What Scott Walker meant to me is fearlessness, I think.
Several times in his career, Walker took the brave, adventurous road when he could have had an easier time sticking to what history had shown to work. First he ditched his “brothers” to make solo records that reflected his new and growing love of Jacques Brel. And then he stopped recording Brel to focus on his own material exclusively. Then, after a humbling period in the seventies when at his record company’s insistence he made throwaway light pop records (containing recordings of songs like If and Delta Dawn) and a reunion with Gary and John that had seen them score a big hit with a cover of Tom Rush’s No Regrets, he ripped up the rule book once again to make Nite Flights.
Yet, for all that Scott has been, and will continue to be lionised as an avant-garde talent, it’s worth remembering too just what a good singer he was. His wracked nobility on Make it Easy on Yourself, his bottom-of-the-ocean sorrow on The Sun Ain’t Gonna Shine Anymore, his distracted heartbreak on No Regrets, his provocative glee on Jackie, his simple tenderness on We’re All Alone* – Scott Walker would be one of the greats if we only knew him as an interpretive singer and he’d never written Montague Terrace (In Blue), Duchess or The Electrician.
Ah yes, The Electrician.

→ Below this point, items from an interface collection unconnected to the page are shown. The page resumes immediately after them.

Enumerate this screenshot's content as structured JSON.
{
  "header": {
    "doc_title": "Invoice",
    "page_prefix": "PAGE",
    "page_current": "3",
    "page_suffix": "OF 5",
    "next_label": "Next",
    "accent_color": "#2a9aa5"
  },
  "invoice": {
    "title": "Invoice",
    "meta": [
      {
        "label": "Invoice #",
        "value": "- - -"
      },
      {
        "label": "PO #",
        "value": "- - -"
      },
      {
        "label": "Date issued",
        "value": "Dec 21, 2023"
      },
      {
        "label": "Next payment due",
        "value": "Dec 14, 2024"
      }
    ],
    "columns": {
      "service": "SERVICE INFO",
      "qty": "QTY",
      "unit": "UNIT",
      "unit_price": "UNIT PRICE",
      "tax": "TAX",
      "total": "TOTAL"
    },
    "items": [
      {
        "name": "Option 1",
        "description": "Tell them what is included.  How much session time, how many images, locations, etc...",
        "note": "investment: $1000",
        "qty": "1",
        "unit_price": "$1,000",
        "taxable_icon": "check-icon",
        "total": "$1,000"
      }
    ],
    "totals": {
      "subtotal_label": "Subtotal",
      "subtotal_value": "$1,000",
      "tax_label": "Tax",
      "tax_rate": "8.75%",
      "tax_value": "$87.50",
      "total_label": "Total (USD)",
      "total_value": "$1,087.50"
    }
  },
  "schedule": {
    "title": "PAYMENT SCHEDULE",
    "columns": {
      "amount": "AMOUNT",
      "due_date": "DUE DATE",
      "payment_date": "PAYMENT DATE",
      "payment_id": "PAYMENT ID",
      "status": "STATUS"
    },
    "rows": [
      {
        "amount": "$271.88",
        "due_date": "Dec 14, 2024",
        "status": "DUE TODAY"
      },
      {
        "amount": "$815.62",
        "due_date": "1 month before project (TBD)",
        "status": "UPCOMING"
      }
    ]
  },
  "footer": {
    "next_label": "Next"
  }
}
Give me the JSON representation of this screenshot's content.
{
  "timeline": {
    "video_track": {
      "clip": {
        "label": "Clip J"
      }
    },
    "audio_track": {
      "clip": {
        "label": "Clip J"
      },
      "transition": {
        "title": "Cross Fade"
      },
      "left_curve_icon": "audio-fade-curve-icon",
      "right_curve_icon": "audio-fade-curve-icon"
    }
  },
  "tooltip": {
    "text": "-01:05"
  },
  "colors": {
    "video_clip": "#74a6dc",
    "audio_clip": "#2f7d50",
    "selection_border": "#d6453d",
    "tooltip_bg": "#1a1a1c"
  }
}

Somehow it does all comes back to that one. His music got darker than that song. It got weirder. It got longer. But in no other song did Walker find a more perfect balance between his need to give voice to humanity’s darkest emotions and his ability to give those feelings beautiful expression. The Electrician, from its first tolling-bell bass note, casts its spell perfectly every time I hear it.
A fearless writer and a performer of technical and expressive virtuosity – Scott Walker was a true one-off.
*Yes, despite what you may have heard he did make good music between Scott 4 and Nite Flights. Just, not consistently.